It's funny though...they weren't talking about my dad. They were talking about Robin Williams.
My father was talented just like Robin. He was a people pleaser, he was a funny guy, he had more personality in his big toe than most people have in their entire bodies. He was outgoing and spontaneous. To the outside world he looked like an ideal father and friend...worked hard and played harder...loved his family more than the world.
But there was a much deeper disaster brewing under the surface. There was a very mentally ill man who harnessed his inner demons by using substances...anything to calm the voices and manic episodes.
And you know what...for that I can't blame him.
I blame him for not getting help...I blame him for not caring enough about his children to stop using...but do I really have the right to?
It occurred to me today after my blog yesterday (which went viral...thank you ALL)...that I preach understanding for those with mental illness.

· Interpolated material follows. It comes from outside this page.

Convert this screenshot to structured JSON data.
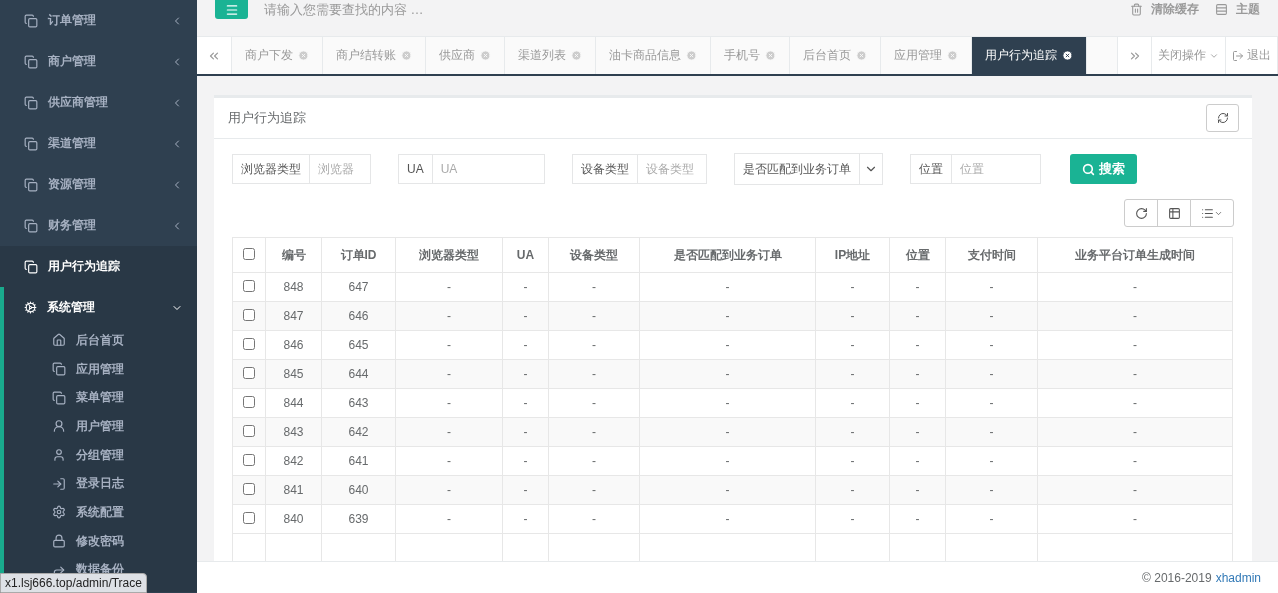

I encourage support and love and outreach to those that need help. I discourage shame, blame, and any other negative projections. I tell people to stop judging those things that they know nothing about.
But what am I doing? I don't have a drug addiction...and I don't have the severe mental illnesses that he did. Who am I to judge how he chose to fight them? I have no frame of reference, I have no right.
Maybe it's time for me to reevaluate a little bit. The abuse, of course I have a right to be mad about (as long as it isn't consuming me). The hell I went through, I could be mad...but I'd rather use it to better someone else's life...and hopefully reach out to those in need. Maybe I need to think a little harder about how I see my father, and how I judge his actions.
The reality is...Robin Williams killed himself outright. It was an intentional suicide.
But did my father?
For those that don't know...my father died in prison. After multiple suicide attempts, and always crying wolf to the guards...they started to ignore him in solitary. While he was there, his appendix burst, and his complaints were disregarded as just another attention attempt. He died of sepsis in the hospital a few days later.
But was it suicide? Most would say no...he died of a natural cause, and neglect from the prison staff. I'm not so sure I agree with that.
The definition of suicide is the action of killing oneself intentionally. Some use a gun, some use pills, some use another way. I would argue that my father's lifestyle was suicide. He intentionally wore his body out over the years, and behaved in ways that would lead to his demise.
He knew that, and he still did it...which could be argued as an intentional act. It may not have been instant as other suicides we usually see. But he still did things intentionally that lead to his death.
Robin Williams was 63...my father was only 56.
Between them...at least 7 children lost a father.
But this society refuses to talk about mental illness because it's something we should all just sweep under the rug right?
I mean hell...it's not cancer. It's not deadly or anything...